Thursday, November 10, 2011

Tutorial: Coarse Aquatint

Aquatint is a technique used in copper and zinc plate intaglio printmaking to create tone. In a traditional studio, this is frequently done using a fine powdered resin which forms an acid-resistant dot cover on the plate, applied using a dedicated aquatint box. You get a reliably even tone throughout the image. In safety oriented studios, some artists substitute the powdered resin with spray enamel or spray paint.

Etchers who've worked exclusively with aluminium plates may not be familiar with this process because aluminium is 'self aquatinting,' in that if you place a large exposed surface of aluminium in the acid, it will not bite out the entire surface (thus creating an open bite) but rather bite out the metal in a grainy matrix which can hold ink.

Note: this tutorial has been written for those who have previously used some kind of aquatint, rather than for the complete beginner. However, if you belong to the latter category and nevertheless want to read on and find yourself confused, please do ask in the comments!

As the name suggests, this tutorial covers some aspects of the application of, and results that can be achieved with, a coarse aquatint. It's different from a 'fine aquatint' that the tone is more irregular and broken, and you can apply it without having to build yourself an aquatint box.

You need:
• Respirator / dust mask
• Lump resin / aquatint ground (this may be called something different depending on your location)
• Ziplock/plastic bag
• Wine bottle (empty) or a rolling pin which you never plan on using for food preparation again
• Jar
• Cheesecloth
• Old newspaper
• Heat gun

0) Powdered resin is bad for your health and loves to stick in your lungs. If possible, invest in a respirator, but at the very least wear a dust mask. Work somewhere like the garage or shed, where wind isn't going to blow the powder around, but which is away from fabrics and cushions. Cover your working surface with plenty of newspaper for easy clean up afterwards. When heating the resin, work in a very well ventilated area.



1) Put enough resin to fill your jar into a layer or two of ziplock bags.



2) Cover it with a cloth, and using your wine bottle/rolling pin, crush the resin into a powder.



Before rolling and after rolling:



3) Pour the powder into the jar. Cover it with 2-5 layers of cheesecloth (depending on the size of the holes in the cheesecloth and how much powder you'd like to escape) and secure with a rubber band.



4) Place your degreased plate (resin doesn't stick to oil!) on the newspaper. Hold the jar over it and tap to let the powder fall lightly on the plate.
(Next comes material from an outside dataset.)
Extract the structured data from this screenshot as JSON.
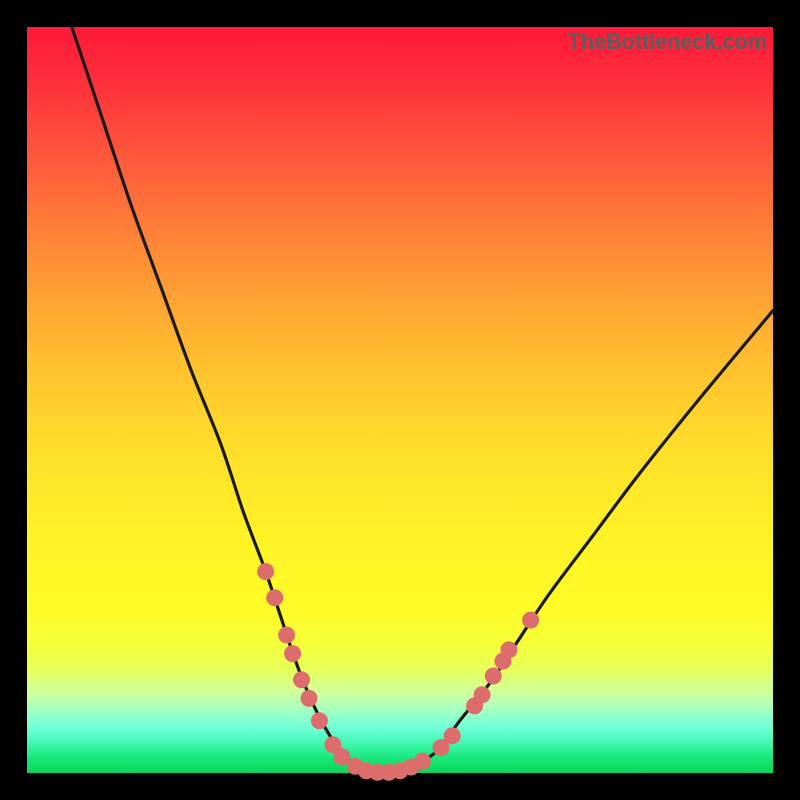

4.1) Remember that resin expands when heated, so don't overdo it or the acid will have nowhere to bite.

4.2) If you need to cover large areas with tone, you are more likely to get an even coverage if you hold the jar up high to lightly work larger areas of the image instead of trying to do small bits at a time. Note that this will also cause the powder to float about more, so protect your clothing and workspace extra carefully.
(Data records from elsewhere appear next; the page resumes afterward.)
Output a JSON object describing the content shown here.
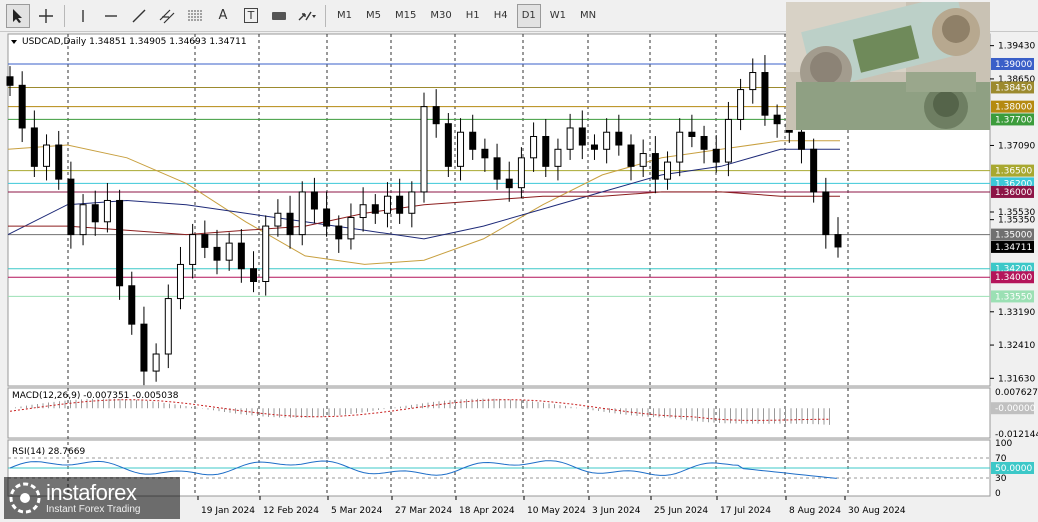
{
  "toolbar": {
    "tools": [
      {
        "name": "cursor",
        "icon": "arrow-cursor-icon",
        "active": true
      },
      {
        "name": "crosshair",
        "icon": "crosshair-icon"
      },
      {
        "name": "vertical-line",
        "icon": "vertical-line-icon"
      },
      {
        "name": "horizontal-line",
        "icon": "horizontal-line-icon"
      },
      {
        "name": "trend-line",
        "icon": "trend-line-icon"
      },
      {
        "name": "channel",
        "icon": "channel-icon"
      },
      {
        "name": "fibonacci",
        "icon": "fibonacci-icon"
      },
      {
        "name": "text",
        "icon": "text-icon",
        "label": "A"
      },
      {
        "name": "text-label",
        "icon": "text-label-icon",
        "label": "T"
      },
      {
        "name": "rectangle",
        "icon": "rectangle-icon"
      },
      {
        "name": "arrows",
        "icon": "arrows-icon"
      }
    ],
    "timeframes": [
      "M1",
      "M5",
      "M15",
      "M30",
      "H1",
      "H4",
      "D1",
      "W1",
      "MN"
    ],
    "active_timeframe": "D1"
  },
  "chart": {
    "symbol_line": "USDCAD,Daily  1.34851 1.34905 1.34693 1.34711",
    "price_labels": [
      {
        "text": "1.39430",
        "value": 1.3943,
        "type": "plain"
      },
      {
        "text": "1.39000",
        "value": 1.39,
        "type": "box",
        "color": "#3a5fc8"
      },
      {
        "text": "1.38650",
        "value": 1.3865,
        "type": "plain"
      },
      {
        "text": "1.38450",
        "value": 1.3845,
        "type": "box",
        "color": "#9c8a2e"
      },
      {
        "text": "1.38000",
        "value": 1.38,
        "type": "box",
        "color": "#b58a10"
      },
      {
        "text": "1.37700",
        "value": 1.377,
        "type": "box",
        "color": "#3c9c3c"
      },
      {
        "text": "1.37090",
        "value": 1.3709,
        "type": "plain"
      },
      {
        "text": "1.36500",
        "value": 1.365,
        "type": "box",
        "color": "#a8a830"
      },
      {
        "text": "1.36200",
        "value": 1.362,
        "type": "box",
        "color": "#3cc8d8"
      },
      {
        "text": "1.36000",
        "value": 1.36,
        "type": "box",
        "color": "#8c1446"
      },
      {
        "text": "1.35530",
        "value": 1.3553,
        "type": "plain"
      },
      {
        "text": "1.35350",
        "value": 1.3535,
        "type": "plain"
      },
      {
        "text": "1.35000",
        "value": 1.35,
        "type": "box",
        "color": "#707070"
      },
      {
        "text": "1.34711",
        "value": 1.34711,
        "type": "box",
        "color": "#000000"
      },
      {
        "text": "1.34200",
        "value": 1.342,
        "type": "box",
        "color": "#3cc8c8"
      },
      {
        "text": "1.34000",
        "value": 1.34,
        "type": "box",
        "color": "#b4145a"
      },
      {
        "text": "1.33550",
        "value": 1.3355,
        "type": "box",
        "color": "#9be0b4"
      },
      {
        "text": "1.33190",
        "value": 1.3319,
        "type": "plain"
      },
      {
        "text": "1.32410",
        "value": 1.3241,
        "type": "plain"
      },
      {
        "text": "1.31630",
        "value": 1.3163,
        "type": "plain"
      }
    ],
    "date_labels": [
      "19 Jan 2024",
      "12 Feb 2024",
      "5 Mar 2024",
      "27 Mar 2024",
      "18 Apr 2024",
      "10 May 2024",
      "3 Jun 2024",
      "25 Jun 2024",
      "17 Jul 2024",
      "8 Aug 2024",
      "30 Aug 2024"
    ]
  },
  "macd": {
    "label": "MACD(12,26,9) -0.007351 -0.005038",
    "scale": [
      {
        "text": "0.007627",
        "value": 0.007627,
        "type": "plain"
      },
      {
        "text": "-0.00000",
        "value": 0.0,
        "type": "box",
        "color": "#c0c0c0"
      },
      {
        "text": "-0.012144",
        "value": -0.012144,
        "type": "plain"
      }
    ]
  },
  "rsi": {
    "label": "RSI(14) 28.7669",
    "scale": [
      {
        "text": "100",
        "value": 100,
        "type": "plain"
      },
      {
        "text": "70",
        "value": 70,
        "type": "plain"
      },
      {
        "text": "50.0000",
        "value": 50,
        "type": "box",
        "color": "#3cc8c8"
      },
      {
        "text": "30",
        "value": 30,
        "type": "plain"
      },
      {
        "text": "0",
        "value": 0,
        "type": "plain"
      }
    ]
  },
  "watermark": {
    "name": "instaforex",
    "sub": "Instant Forex Trading"
  },
  "chart_data": {
    "type": "candlestick",
    "symbol": "USDCAD",
    "timeframe": "Daily",
    "last_bar": {
      "open": 1.34851,
      "high": 1.34905,
      "low": 1.34693,
      "close": 1.34711
    },
    "x_ticks": [
      "19 Jan 2024",
      "12 Feb 2024",
      "5 Mar 2024",
      "27 Mar 2024",
      "18 Apr 2024",
      "10 May 2024",
      "3 Jun 2024",
      "25 Jun 2024",
      "17 Jul 2024",
      "8 Aug 2024",
      "30 Aug 2024"
    ],
    "ylim": [
      1.3145,
      1.3975
    ],
    "close_path": [
      1.385,
      1.375,
      1.366,
      1.371,
      1.363,
      1.35,
      1.357,
      1.353,
      1.358,
      1.338,
      1.329,
      1.318,
      1.322,
      1.335,
      1.343,
      1.35,
      1.347,
      1.344,
      1.348,
      1.342,
      1.339,
      1.352,
      1.355,
      1.35,
      1.36,
      1.356,
      1.352,
      1.349,
      1.354,
      1.357,
      1.355,
      1.359,
      1.355,
      1.36,
      1.38,
      1.376,
      1.366,
      1.374,
      1.37,
      1.368,
      1.363,
      1.361,
      1.368,
      1.373,
      1.366,
      1.37,
      1.375,
      1.371,
      1.37,
      1.374,
      1.371,
      1.366,
      1.369,
      1.363,
      1.367,
      1.374,
      1.373,
      1.37,
      1.367,
      1.377,
      1.384,
      1.388,
      1.378,
      1.376,
      1.374,
      1.37,
      1.36,
      1.35,
      1.3471
    ],
    "horizontal_levels": [
      1.39,
      1.3845,
      1.38,
      1.377,
      1.365,
      1.362,
      1.36,
      1.35,
      1.342,
      1.34,
      1.3355
    ],
    "moving_averages": [
      {
        "color": "#c8a040",
        "points": [
          1.37,
          1.371,
          1.368,
          1.362,
          1.353,
          1.345,
          1.343,
          1.344,
          1.349,
          1.357,
          1.364,
          1.368,
          1.37,
          1.372,
          1.372
        ]
      },
      {
        "color": "#1e2a78",
        "points": [
          1.35,
          1.357,
          1.358,
          1.357,
          1.355,
          1.353,
          1.351,
          1.349,
          1.352,
          1.356,
          1.36,
          1.364,
          1.366,
          1.37,
          1.37
        ]
      },
      {
        "color": "#8c1e1e",
        "points": [
          1.352,
          1.352,
          1.351,
          1.35,
          1.351,
          1.352,
          1.355,
          1.357,
          1.358,
          1.359,
          1.359,
          1.36,
          1.36,
          1.359,
          1.359
        ]
      }
    ],
    "macd": {
      "value": -0.007351,
      "signal": -0.005038,
      "ylim": [
        -0.012144,
        0.007627
      ]
    },
    "rsi": {
      "value": 28.7669,
      "levels": [
        30,
        50,
        70
      ],
      "ylim": [
        0,
        100
      ]
    }
  }
}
4.3) The powder is not attached to the plate at this stage. Be careful not to breathe on it or to let your movements disturb it.

A corner covered in resin:



5) Carefully heat the resin from underneath with a heat gun. You'll know it's attached to the plate when it becomes transparent. Don't inhale the fumes.

6) After the plate has cooled, you will be ready to proceed in the same way as any other aquatint: block out the white areas; etch; clean off with methylated spirits; proof!

It takes a while to get the hang of exactly how much powder coverage there needs to be for the effect you're after. It is possible to get quite even results:



Or you could embrace the irregularity, in which case you get something like this:


(Work is entitled Gathering in the Domain, 2011)

2 comments:

Amie Roman said...

Thanks for the great tutorial, and I love your "Gathering" image!

Atelier Conti said...

I love your images Niki, but I'm finding it difficult to track down your etsy store. Do you still have one? It might be nice to have a link to the shops of the people who contribute to the printsy blog! Your name at the end of the article links only to your blogger profile and your store isn't linked there. In searching the people section on etsy, I don't find you either!